A parliamentary committee is currently considering a public petition – Improve the reliability of island ferry services. Mechanical reliability (or lack of it) is in the news regularly, but less is said about the increasing vulnerability of the service due to poor weather. We have written giving our view and evidence on the declining dependability of the ferry service in winter. You can read it below. Copies are also being sent to our constituency and list MSPs.
Dear Committee Members
There is one major aspect of ferry reliability that we wish to draw to the Committee’s attention that has not been addressed by the responses you have received so far.
The far greater (but less ‘newsworthy’) cause of unreliability and cancellation is not mechanical breakdown, but the increasing vulnerability of the service to poor weather.
We have analysed weather related cancellations over a 22 year period, using CalMac’s own data and wind recordings from the Met Office. I attach a spreadsheet that we have been maintaining for several years now, and below are some key extracts. Across the network as a whole, the number of weather-related cancellations in comparable winters has increased by around a factor of ten. In the graphs below the cancellations are expressed as a percentage of scheduled sailings (thereby removing any distortion caused by the increased number of services operated).
The winter of 2019/20 was a record for the number weather-related cancellations, with 4,664 sailings cancelled due to ‘weather’, or more than 8% of all sailings on a network-wide basis. Some services had up to 27% of all their sailings cancelled due to ‘weather’ in that winter. When the records are made available for the current winter period, we expect those records to be broken.
For island residents, the fragility and unreliability of the service in winter is becoming such a negative influence on the quality of island life, that it is becoming a driver of depopulation. People are finding island life more difficult, more frustrating and more restrictive because they can no longer rely on the ferry service like they once could.
There are numerous ways in which this impacts our lives every day, almost too numerous to mention. As I write, many islanders from Mull and Iona are stuck in Oban overnight, after the last sailings of the day were cancelled in wind speeds of just 26 knots (Force 6, ‘Strong Breeze’). Tomorrow morning’s sailings are in doubt. Across the islands this will result in missed appointments, added business costs, extended time away from home, forced separations and delayed deliveries. Island life has always been shaped by the ferry service; but that influence has in recent years become far more negative and less tolerable.
The issue is no more impactful and critical than on the education of our children. According to data compiled by Iona Community Council, High School students from Iona who attend high school in Oban missed 30% of their classes between October and December 2021 as a result of weather-related ferry cancellations. They expect the statistics to show the disruption to their education has been even greater this winter.
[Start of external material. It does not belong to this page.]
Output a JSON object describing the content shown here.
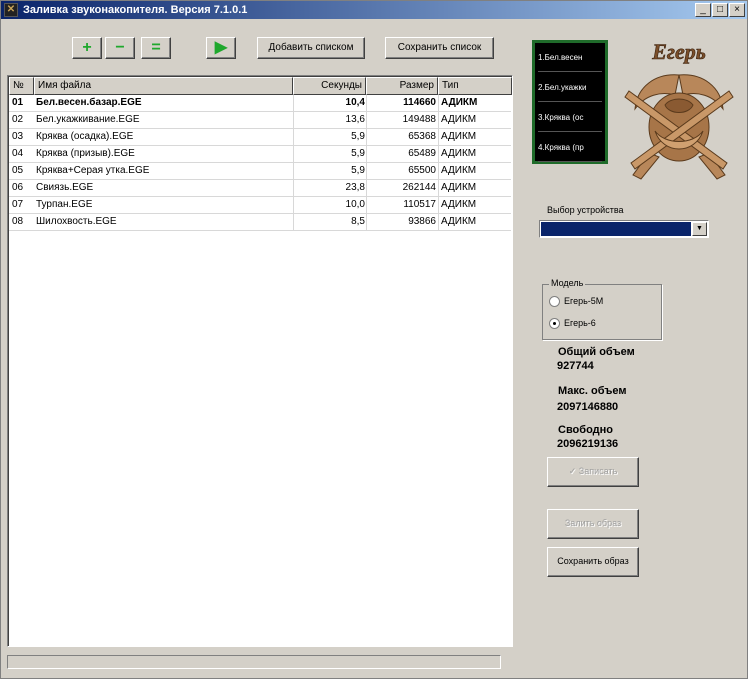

This is a topic that we have been raising with CalMac for many years. But as yet there does not seem to have been acceptance that the problem exists, let alone any attempt to address it. Initially the response from CalMac claimed that a deterioration in weather patterns was to blame – yet they could offer no evidence of increased prevalence of high winds, and as you see below our evidence suggests no such correlation.
In the spreadsheet attached you will see a ‘wind index’, which is a measure of the prevalence and severity of winter winds, as measured by the Met Office at Dunstaffnage (the nearest station to Mull). The chart below plots the wind index (Blue columns) against cancellations on the Craignure-Oban service (green line):
As can be seen, in each winter with a high wind index the cancellation response becomes progressively higher. This is most starkly shown by a comparison between the winters of 99/00 and 14/15 (highlighted by red arrows). These were both similarly windy winters, yet only 0.3% of sailings were cancelled in 99/00 and 10.6% were cancelled in 14/15. That’s an increase by a factor of THIRTY FIVE. The service is more and more vulnerable to poor weather – it’s an empirical fact.
Calmac is in denial that our service is any less reliable (for reasons of weather) than it used to be. When presented with the data attached, their response was to restrict the analysis to the years of the CHFS contract, thus removing the early years of the millennium and avoiding some of the worst weather winters. We have made efforts to find evidence from other operators in other countries, and have not been able to find any similar decline in reliability elsewhere. It seems therefore that there are factors at work here that are unique to CalMac.
We would urge the committee to ask CalMac how they intend to reverse the worsening trend of winter weather cancellations.
Thank you for giving us the opportunity to add this email to the committee’s evidence on this important topic.
With best regards